The fact that we can hear Vuong’s voice today in America stems from a function of tragedy and serendipity. As Vuong explains in his 2016 poetry collection, “Night Sky With Exit Wounds,” his grandfather was a U.S. soldier who found a farm girl in Vietnam. “Thus my mother exists,” he writes. “Thus I exist. Thus no bombs = no family = no me.”
That willingness to solve the equation of his own existence, no matter what its components, is a hallmark of Vuong’s entrancing new book, which is labeled a novel but draws heavily on the events of his life. He was born in Saigon in 1988, and two years later was brought to the United States where he and his relatives lived in poverty in Hartford, Conn.
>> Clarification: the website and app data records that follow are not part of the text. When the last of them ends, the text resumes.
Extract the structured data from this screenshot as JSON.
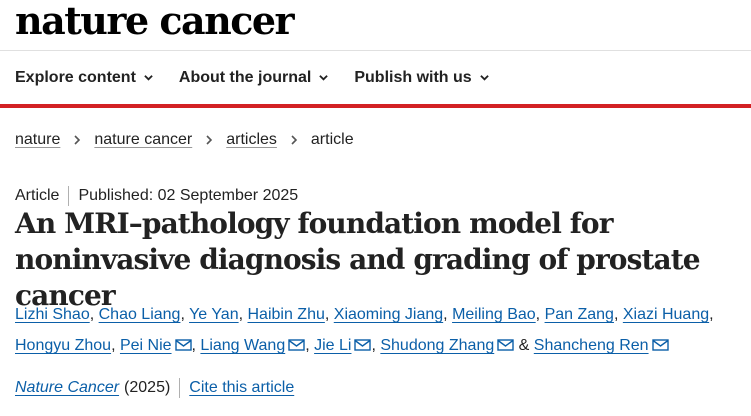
{
  "masthead": {
    "logo": "nature cancer"
  },
  "nav": {
    "items": [
      {
        "label": "Explore content"
      },
      {
        "label": "About the journal"
      },
      {
        "label": "Publish with us"
      }
    ],
    "accent_color": "#d32124"
  },
  "breadcrumb": {
    "items": [
      "nature",
      "nature cancer",
      "articles"
    ],
    "current": "article"
  },
  "article": {
    "type": "Article",
    "published": "Published: 02 September 2025",
    "title": "An MRI–pathology foundation model for noninvasive diagnosis and grading of prostate cancer",
    "authors": [
      {
        "name": "Lizhi Shao",
        "email": false
      },
      {
        "name": "Chao Liang",
        "email": false
      },
      {
        "name": "Ye Yan",
        "email": false
      },
      {
        "name": "Haibin Zhu",
        "email": false
      },
      {
        "name": "Xiaoming Jiang",
        "email": false
      },
      {
        "name": "Meiling Bao",
        "email": false
      },
      {
        "name": "Pan Zang",
        "email": false
      },
      {
        "name": "Xiazi Huang",
        "email": false
      },
      {
        "name": "Hongyu Zhou",
        "email": false
      },
      {
        "name": "Pei Nie",
        "email": true
      },
      {
        "name": "Liang Wang",
        "email": true
      },
      {
        "name": "Jie Li",
        "email": true
      },
      {
        "name": "Shudong Zhang",
        "email": true
      },
      {
        "name": "Shancheng Ren",
        "email": true
      }
    ],
    "link_color": "#0b5fa8",
    "journal": "Nature Cancer",
    "year": "(2025)",
    "cite_label": "Cite this article"
  }
}
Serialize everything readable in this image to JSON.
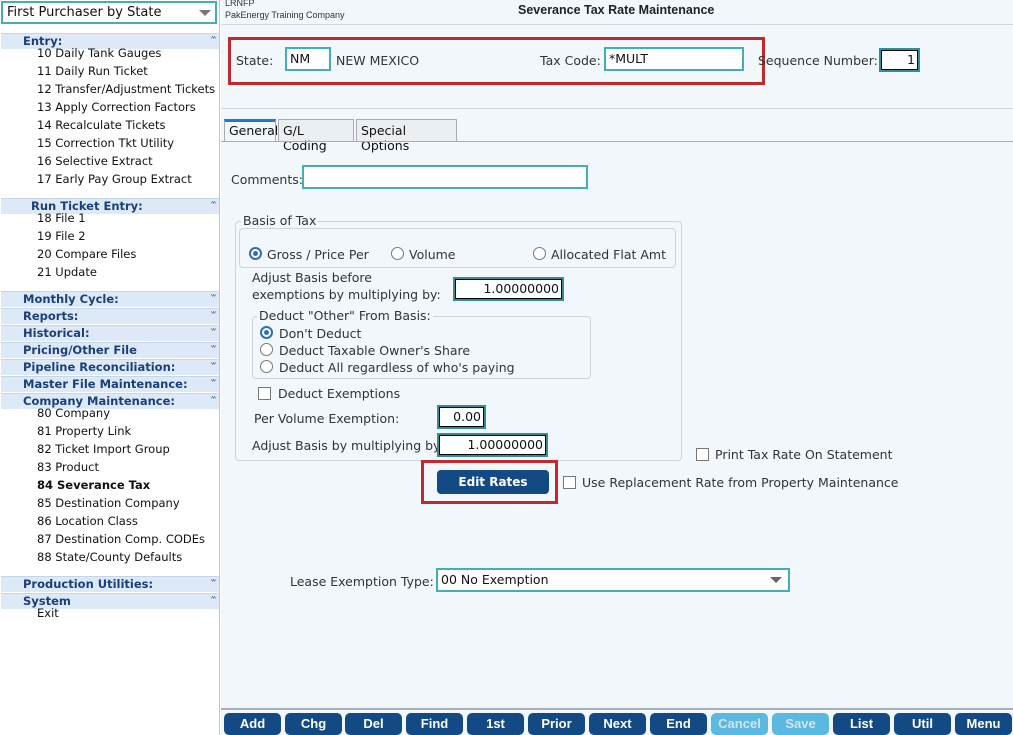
{
  "sidebar": {
    "selector": "First Purchaser by State",
    "sections": [
      {
        "label": "Entry:",
        "expanded": true,
        "items": [
          "10 Daily Tank Gauges",
          "11 Daily Run Ticket",
          "12 Transfer/Adjustment Tickets",
          "13 Apply Correction Factors",
          "14 Recalculate Tickets",
          "15 Correction Tkt Utility",
          "16 Selective Extract",
          "17 Early Pay Group Extract"
        ]
      },
      {
        "label": "Run Ticket Entry:",
        "expanded": true,
        "items": [
          "18 File 1",
          "19 File 2",
          "20 Compare Files",
          "21 Update"
        ]
      },
      {
        "label": "Monthly Cycle:",
        "expanded": false,
        "items": []
      },
      {
        "label": "Reports:",
        "expanded": false,
        "items": []
      },
      {
        "label": "Historical:",
        "expanded": false,
        "items": []
      },
      {
        "label": "Pricing/Other File Maintenance:",
        "expanded": false,
        "items": []
      },
      {
        "label": "Pipeline Reconciliation:",
        "expanded": false,
        "items": []
      },
      {
        "label": "Master File Maintenance:",
        "expanded": false,
        "items": []
      },
      {
        "label": "Company Maintenance:",
        "expanded": true,
        "items": [
          "80 Company",
          "81 Property Link",
          "82 Ticket Import Group",
          "83 Product",
          "84 Severance Tax",
          "85 Destination Company",
          "86 Location Class",
          "87 Destination Comp. CODEs",
          "88 State/County Defaults"
        ],
        "active": "84 Severance Tax"
      },
      {
        "label": "Production Utilities:",
        "expanded": false,
        "items": []
      },
      {
        "label": "System",
        "expanded": true,
        "items": [
          "Exit"
        ]
      }
    ]
  },
  "header": {
    "code": "LRNFP",
    "company": "PakEnergy Training Company",
    "title": "Severance Tax Rate Maintenance"
  },
  "key": {
    "state_label": "State:",
    "state_value": "NM",
    "state_name": "NEW MEXICO",
    "taxcode_label": "Tax Code:",
    "taxcode_value": "*MULT",
    "seq_label": "Sequence Number:",
    "seq_value": "1"
  },
  "tabs": [
    "General",
    "G/L Coding",
    "Special Options"
  ],
  "form": {
    "comments_label": "Comments:",
    "comments_value": "",
    "basis_title": "Basis of Tax",
    "basis_options": [
      "Gross / Price Per",
      "Volume",
      "Allocated Flat Amt"
    ],
    "basis_selected": "Gross / Price Per",
    "adjust_before_label1": "Adjust Basis before",
    "adjust_before_label2": "exemptions by multiplying by:",
    "adjust_before_value": "1.00000000",
    "deduct_title": "Deduct \"Other\" From Basis:",
    "deduct_options": [
      "Don't Deduct",
      "Deduct Taxable Owner's Share",
      "Deduct All regardless of who's paying"
    ],
    "deduct_selected": "Don't Deduct",
    "deduct_exemptions_label": "Deduct Exemptions",
    "deduct_exemptions_checked": false,
    "per_volume_label": "Per Volume Exemption:",
    "per_volume_value": "0.00",
    "adjust_label": "Adjust Basis by multiplying by:",
    "adjust_value": "1.00000000",
    "print_rate_label": "Print Tax Rate On Statement",
    "print_rate_checked": false,
    "edit_rates": "Edit Rates",
    "replacement_label": "Use Replacement Rate from Property Maintenance",
    "replacement_checked": false,
    "lease_label": "Lease Exemption Type:",
    "lease_value": "00 No Exemption"
  },
  "toolbar": [
    {
      "label": "Add",
      "enabled": true
    },
    {
      "label": "Chg",
      "enabled": true
    },
    {
      "label": "Del",
      "enabled": true
    },
    {
      "label": "Find",
      "enabled": true
    },
    {
      "label": "1st",
      "enabled": true
    },
    {
      "label": "Prior",
      "enabled": true
    },
    {
      "label": "Next",
      "enabled": true
    },
    {
      "label": "End",
      "enabled": true
    },
    {
      "label": "Cancel",
      "enabled": false
    },
    {
      "label": "Save",
      "enabled": false
    },
    {
      "label": "List",
      "enabled": true
    },
    {
      "label": "Util",
      "enabled": true
    },
    {
      "label": "Menu",
      "enabled": true
    }
  ],
  "colors": {
    "accent": "#144a84",
    "highlight_box": "#c8262b",
    "input_border": "#3fb1b5",
    "disabled_button": "#5bb8e0"
  }
}
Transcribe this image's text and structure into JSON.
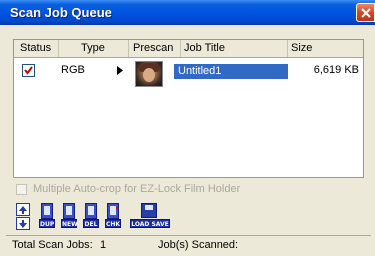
{
  "window": {
    "title": "Scan Job Queue"
  },
  "columns": [
    "Status",
    "Type",
    "Prescan",
    "Job Title",
    "Size"
  ],
  "rows": [
    {
      "checked": true,
      "type": "RGB",
      "job_title": "Untitled1",
      "size": "6,619 KB"
    }
  ],
  "option": {
    "label": "Multiple Auto-crop for EZ-Lock Film Holder",
    "enabled": false
  },
  "toolbar": {
    "dup_label": "DUP",
    "new_label": "NEW",
    "del_label": "DEL",
    "chk_label": "CHK",
    "loadsave_label": "LOAD SAVE"
  },
  "status": {
    "total_label": "Total Scan Jobs:",
    "total_value": "1",
    "scanned_label": "Job(s) Scanned:"
  },
  "colors": {
    "titlebar": "#0054e3",
    "selection": "#316ac5",
    "check": "#d00000"
  }
}
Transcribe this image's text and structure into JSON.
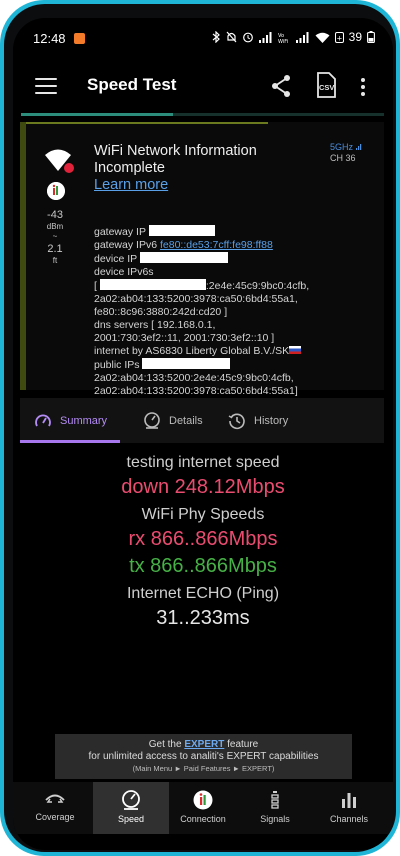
{
  "status_bar": {
    "time": "12:48",
    "battery": "39"
  },
  "app_bar": {
    "title": "Speed Test",
    "csv_label": "CSV"
  },
  "progress": {
    "value_percent": 42
  },
  "network": {
    "title": "WiFi Network Information Incomplete",
    "learn_more": "Learn more",
    "band": "5GHz",
    "channel": "CH 36",
    "rssi": "-43",
    "rssi_unit": "dBm",
    "approx": "~",
    "distance": "2.1",
    "distance_unit": "ft",
    "gateway_ip_label": "gateway IP",
    "gateway_ipv6_label": "gateway IPv6",
    "gateway_ipv6_value": "fe80::de53:7cff:fe98:ff88",
    "device_ip_label": "device IP",
    "device_ipv6s_label": "device IPv6s",
    "ipv6_line1": ":2e4e:45c9:9bc0:4cfb,",
    "ipv6_line2": "2a02:ab04:133:5200:3978:ca50:6bd4:55a1,",
    "ipv6_line3": "fe80::8c96:3880:242d:cd20 ]",
    "dns_line1": "dns servers [ 192.168.0.1,",
    "dns_line2": "2001:730:3ef2::11, 2001:730:3ef2::10 ]",
    "internet_by": "internet by AS6830 Liberty Global B.V./SK",
    "public_ips_label": "public IPs",
    "public_line2": "2a02:ab04:133:5200:2e4e:45c9:9bc0:4cfb,",
    "public_line3": "2a02:ab04:133:5200:3978:ca50:6bd4:55a1]"
  },
  "tabs": [
    {
      "label": "Summary"
    },
    {
      "label": "Details"
    },
    {
      "label": "History"
    }
  ],
  "results": {
    "testing_label": "testing internet speed",
    "down_value": "down 248.12Mbps",
    "phy_label": "WiFi Phy Speeds",
    "rx_value": "rx 866..866Mbps",
    "tx_value": "tx 866..866Mbps",
    "ping_label": "Internet ECHO (Ping)",
    "ping_value": "31..233ms"
  },
  "promo": {
    "line1_prefix": "Get the ",
    "line1_highlight": "EXPERT",
    "line1_suffix": " feature",
    "line2": "for unlimited access to analiti's EXPERT capabilities",
    "line3": "(Main Menu ► Paid Features ► EXPERT)"
  },
  "bottom_nav": [
    {
      "label": "Coverage"
    },
    {
      "label": "Speed"
    },
    {
      "label": "Connection"
    },
    {
      "label": "Signals"
    },
    {
      "label": "Channels"
    }
  ],
  "colors": {
    "accent_purple": "#a777ee",
    "download_red": "#ea4c70",
    "tx_green": "#46b046",
    "link_blue": "#5aa0e8"
  }
}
None of them could speak English. Vuong didn’t learn to read until he was 11, but before he was 30, his poetry had won a slate of major honors, including the T.S. Eliot Prize, and been published in Poetry magazine, the New Yorker and other prestigious journals. Now he teaches writing at the University of Massachusetts in Amherst. In summary, his is the archetypal immigrant story on rocket fuel.
But the story he tells in “On Earth We’re Briefly Gorgeous” is far more complex and harrowing. The narrator, nicknamed Little Dog, looks back as a way of embracing his past and reaching beyond it. The novel is framed as a candid letter to his mother, an abusive, volcanic woman who cannot read. If there’s an element of futility in this project, there’s also a larger element of hope.
“I am writing you from inside a body that used to be yours,” Little Dog says. “Which is to say, I am writing as a son.” In that role, he remembers when his mother slapped him, threw a teapot at him and even threatened him with a knife. But just as clearly, he remembers enjoying moments of real affection and listening to her captivating stories. “You once told me that memory is a choice,” he writes. “But if you were god, you’d know it’s a flood.”
That suggests something about how this narrative flows — rushing from one anecdote to another, swirling past and present, constantly swelling with poignancy. Vuong also displays a fondness for haunting paradoxes, such as, “Sometimes being offered tenderness feels like the very proof that you’ve been ruined.” And those lyrical reflections are counterbalanced by searing recollections, as when Little Dog overhears his mother at the sink whispering to herself: “I’m not a monster. I’m a mother.” The distinction is not so clear to him. “A monster is not such a terrible thing to be,” he thinks. “From the Latin root monstrum, a divine messenger of catastrophe, then adapted by the Old French to mean an animal of myriad origins: centaur, griffin, satyr. To be a monster is to be a hybrid signal, a lighthouse: both shelter and warning at once.”
With that capacious sympathy, Little Dog considers the humiliations and abuses his mother suffered as a poor, disposable woman in one of the countless nail salons spread across the country — “a place where dreams become the calcified knowledge of what it means to be awake in American bones — with or without citizenship — aching, toxic, and underpaid.” And from his grandmother, he learns of even more traumatic experiences the women in his family endured back in Vietnam. “I didn’t know that the war was still inside you,” he confesses, “that there was a war to begin with, that once it enters you it never leaves — but merely echoes, a sound forming the face of your own son.”
A major section of the novel takes place outside his mother’s orbit, when Little Dog is a teenager. School is an arena of bullies and bafflement, racism and rejection, but he finds an unexpected cloister of freedom working on a tobacco farm during the summer. There he falls in love with the owner’s grandson, Trevor, a high school junior who can find no way to reconcile his redneck wildness with his own tenderness and homosexuality. Vuong’s explicit descriptions of their erotic adventures in the barn only highlight the depth of Trevor’s denial.
But that’s not the only challenge hanging over their clandestine relationship.
Vuong ties the private terrors of supposedly inconsequential people to the larger forces pulsing through America. With his fondness for getting high, Trevor is an easy mark for a drug industry determined to pump OxyContin into the veins of as many people as possible. At times, the tension between Little Dog’s passion and his concern seems to explode the very structure of traditional narrative, and the pages break apart into the lines of an evocative prose poem — not so much briefly gorgeous as permanently stunning. (The audiobook version, read in Vuong’s haunting, plaintive voice, is almost too painful to endure. Listen to a sample at wapo.st/vuongreads.)
As the novel moves along, its structure grows more fluid even as Little Dog draws closer to his mother. Kindness and wisdom, always flickering through these pages, begin to accrue more thickly. The healing that finally arrives is fraught with pain and paradox, but no less welcome and remarkable.
“You have a bellyful of English,” Little Dog’s mother tells him. “You have to use it.”
He has. He has.
Ron Charles writes about books for The Washington Post and hosts TotallyHipVideoBookReview.com.
On Thursday, June 6, at 7 p.m., Ocean Vuong will be at Politics & Prose Bookstore, 5015 Connecticut Ave. NW, Washington.
On Earth We're Briefly Gorgeous
By Ocean Vuong
Penguin Press. 256 pp. $26